◆ Task description: Restate each entry word for word. Keep every detail intact.

◆ Dataset extract:
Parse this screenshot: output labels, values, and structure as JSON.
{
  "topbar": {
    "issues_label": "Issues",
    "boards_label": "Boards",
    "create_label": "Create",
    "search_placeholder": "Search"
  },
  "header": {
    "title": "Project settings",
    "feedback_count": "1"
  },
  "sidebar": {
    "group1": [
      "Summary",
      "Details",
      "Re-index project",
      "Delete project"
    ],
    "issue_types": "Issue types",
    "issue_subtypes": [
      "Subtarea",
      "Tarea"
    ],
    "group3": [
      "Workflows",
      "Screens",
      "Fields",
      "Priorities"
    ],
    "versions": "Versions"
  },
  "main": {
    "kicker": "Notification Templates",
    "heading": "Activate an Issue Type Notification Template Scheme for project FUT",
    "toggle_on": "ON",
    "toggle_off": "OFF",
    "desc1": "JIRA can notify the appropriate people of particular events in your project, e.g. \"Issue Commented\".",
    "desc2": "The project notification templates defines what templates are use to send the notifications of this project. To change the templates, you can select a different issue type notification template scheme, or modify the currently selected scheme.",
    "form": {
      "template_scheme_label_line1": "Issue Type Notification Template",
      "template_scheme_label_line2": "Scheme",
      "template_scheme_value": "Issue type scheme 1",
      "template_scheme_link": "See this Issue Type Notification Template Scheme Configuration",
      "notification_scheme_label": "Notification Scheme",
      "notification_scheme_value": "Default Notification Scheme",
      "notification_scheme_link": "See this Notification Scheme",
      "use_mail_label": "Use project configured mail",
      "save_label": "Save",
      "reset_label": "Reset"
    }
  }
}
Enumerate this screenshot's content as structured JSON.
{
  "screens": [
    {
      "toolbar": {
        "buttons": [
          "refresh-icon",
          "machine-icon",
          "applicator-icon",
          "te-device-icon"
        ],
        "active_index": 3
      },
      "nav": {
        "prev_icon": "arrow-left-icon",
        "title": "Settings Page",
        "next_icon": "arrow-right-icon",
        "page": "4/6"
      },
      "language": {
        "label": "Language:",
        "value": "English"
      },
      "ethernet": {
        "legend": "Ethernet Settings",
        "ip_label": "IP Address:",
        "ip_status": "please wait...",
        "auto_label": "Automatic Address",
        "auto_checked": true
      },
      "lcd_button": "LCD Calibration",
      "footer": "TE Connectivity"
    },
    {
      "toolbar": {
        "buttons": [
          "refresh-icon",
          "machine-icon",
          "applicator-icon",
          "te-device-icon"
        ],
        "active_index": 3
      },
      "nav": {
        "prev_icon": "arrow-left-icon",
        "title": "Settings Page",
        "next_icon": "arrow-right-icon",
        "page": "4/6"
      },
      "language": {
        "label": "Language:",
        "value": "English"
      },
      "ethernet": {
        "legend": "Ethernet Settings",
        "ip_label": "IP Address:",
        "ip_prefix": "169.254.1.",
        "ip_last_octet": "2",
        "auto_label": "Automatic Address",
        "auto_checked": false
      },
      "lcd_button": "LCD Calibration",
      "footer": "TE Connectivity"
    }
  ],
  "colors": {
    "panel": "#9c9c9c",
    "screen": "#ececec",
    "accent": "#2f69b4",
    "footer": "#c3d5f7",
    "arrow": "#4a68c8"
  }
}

◆ Solved problem:
Parse this screenshot: output labels, values, and structure as JSON.
{
  "topbar": {
    "issues_label": "Issues",
    "boards_label": "Boards",
    "create_label": "Create",
    "search_placeholder": "Search"
  },
  "header": {
    "title": "Project settings",
    "feedback_count": "1"
  },
  "sidebar": {
    "group1": [
      "Summary",
      "Details",
      "Re-index project",
      "Delete project"
    ],
    "issue_types": "Issue types",
    "issue_subtypes": [
      "Subtarea",
      "Tarea"
    ],
    "group3": [
      "Workflows",
      "Screens",
      "Fields",
      "Priorities"
    ],
    "versions": "Versions"
  },
  "main": {
    "kicker": "Notification Templates",
    "heading": "Activate an Issue Type Notification Template Scheme for project FUT",
    "toggle_on": "ON",
    "toggle_off": "OFF",
    "desc1": "JIRA can notify the appropriate people of particular events in your project, e.g. \"Issue Commented\".",
    "desc2": "The project notification templates defines what templates are use to send the notifications of this project. To change the templates, you can select a different issue type notification template scheme, or modify the currently selected scheme.",
    "form": {
      "template_scheme_label_line1": "Issue Type Notification Template",
      "template_scheme_label_line2": "Scheme",
      "template_scheme_value": "Issue type scheme 1",
      "template_scheme_link": "See this Issue Type Notification Template Scheme Configuration",
      "notification_scheme_label": "Notification Scheme",
      "notification_scheme_value": "Default Notification Scheme",
      "notification_scheme_link": "See this Notification Scheme",
      "use_mail_label": "Use project configured mail",
      "save_label": "Save",
      "reset_label": "Reset"
    }
  }
}
Enumerate this screenshot's content as structured JSON.
{
  "screens": [
    {
      "toolbar": {
        "buttons": [
          "refresh-icon",
          "machine-icon",
          "applicator-icon",
          "te-device-icon"
        ],
        "active_index": 3
      },
      "nav": {
        "prev_icon": "arrow-left-icon",
        "title": "Settings Page",
        "next_icon": "arrow-right-icon",
        "page": "4/6"
      },
      "language": {
        "label": "Language:",
        "value": "English"
      },
      "ethernet": {
        "legend": "Ethernet Settings",
        "ip_label": "IP Address:",
        "ip_status": "please wait...",
        "auto_label": "Automatic Address",
        "auto_checked": true
      },
      "lcd_button": "LCD Calibration",
      "footer": "TE Connectivity"
    },
    {
      "toolbar": {
        "buttons": [
          "refresh-icon",
          "machine-icon",
          "applicator-icon",
          "te-device-icon"
        ],
        "active_index": 3
      },
      "nav": {
        "prev_icon": "arrow-left-icon",
        "title": "Settings Page",
        "next_icon": "arrow-right-icon",
        "page": "4/6"
      },
      "language": {
        "label": "Language:",
        "value": "English"
      },
      "ethernet": {
        "legend": "Ethernet Settings",
        "ip_label": "IP Address:",
        "ip_prefix": "169.254.1.",
        "ip_last_octet": "2",
        "auto_label": "Automatic Address",
        "auto_checked": false
      },
      "lcd_button": "LCD Calibration",
      "footer": "TE Connectivity"
    }
  ],
  "colors": {
    "panel": "#9c9c9c",
    "screen": "#ececec",
    "accent": "#2f69b4",
    "footer": "#c3d5f7",
    "arrow": "#4a68c8"
  }
}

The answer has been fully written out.